Most people think of long-term memory when they think of “memory” itself but most experts believe information must first pass through sensory and short-term memory before it can be stored as a long-term memory.
When you want to remember something, you retrieve the information on an unconscious level, bringing it into your conscious mind at will. While most people think they have either a “bad” or a “good” memory, in fact, most people are fairly good at remembering some types of things and not so good at remembering others. If you do have trouble remembering something (assuming you don’t have a physical disease) it’s usually not the fault of your entire memory system but an inefficient component of one part of your memory system.

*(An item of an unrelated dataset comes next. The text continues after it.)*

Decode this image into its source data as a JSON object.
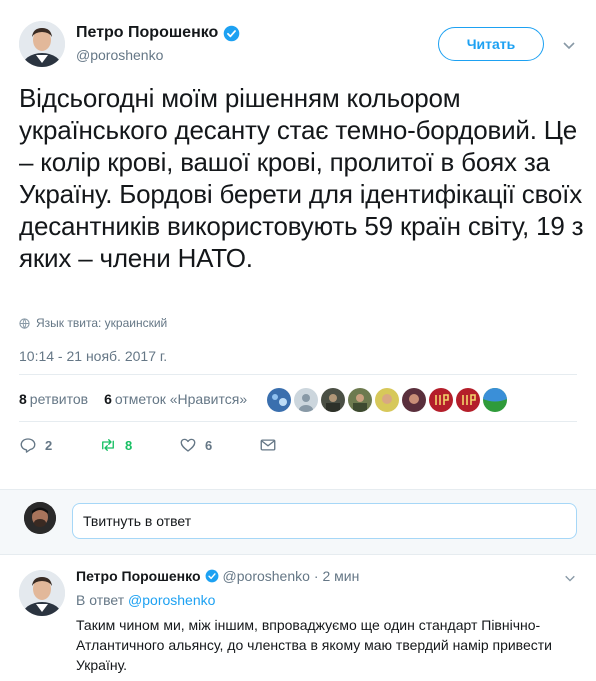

Let’s look at how you remember where you put your keys. When you arrive at home, you must register where you place your keys: you must pay attention while you set them in the hall, in your bedroom, inside your purse… You must be aware of where you are putting them, or you won’t be able to remember their location the next time you leave home. This information is retained, ready to be retrieved at a later time. If the system is working properly, when you leave home to go to work you will remember exactly where you left your keys.
If you’ve forgotten where they are, one of several things could have happened:
- You may not have registered clearly where you put them down to begin with.
- You may not have retained what you registered.
- You may not be able to retrieve the memory accurately.
Therefore, if you want to stop forgetting where you left your keys, you will have to work on making sure that all three stages of the remembering process are working properly.
If you’ve forgotten something, it may be because you didn’t encode it very effectively, because you were distracted while encoding should have taken place, or because you’re having trouble retrieving it. If you’ve “forgotten” where you put your keys, you may not have really forgotten at all — instead, the location of your keys may never have gotten into your memory in the first place. For example, you probably would say that you know what a five-euro bill looks like, but most of the times that you’ve seen one, you’ve not really encoded its appearance, so that if you tried to describe it, you probably couldn’t.
Distractions that occur while you’re trying to remember something can really get in the way of encoding memories. If you’re trying to read a business report in the middle of a busy airport, you may think you’re remembering what you read, but you may not have effectively saved it in your memory.
Finally, you may forget because you’re simply having trouble retrieving the memory. If you’ve ever tried to remember something one time and couldn’t, but then later you remember that same item, it could be that there was a mismatch between retrieval cues and the encoding of the information you were searching for.
How human memory works by Richard C. Mohs at Science – How stuff works?
Storage and Retrieval by Saul McLeoad at Simply Psychology in 2013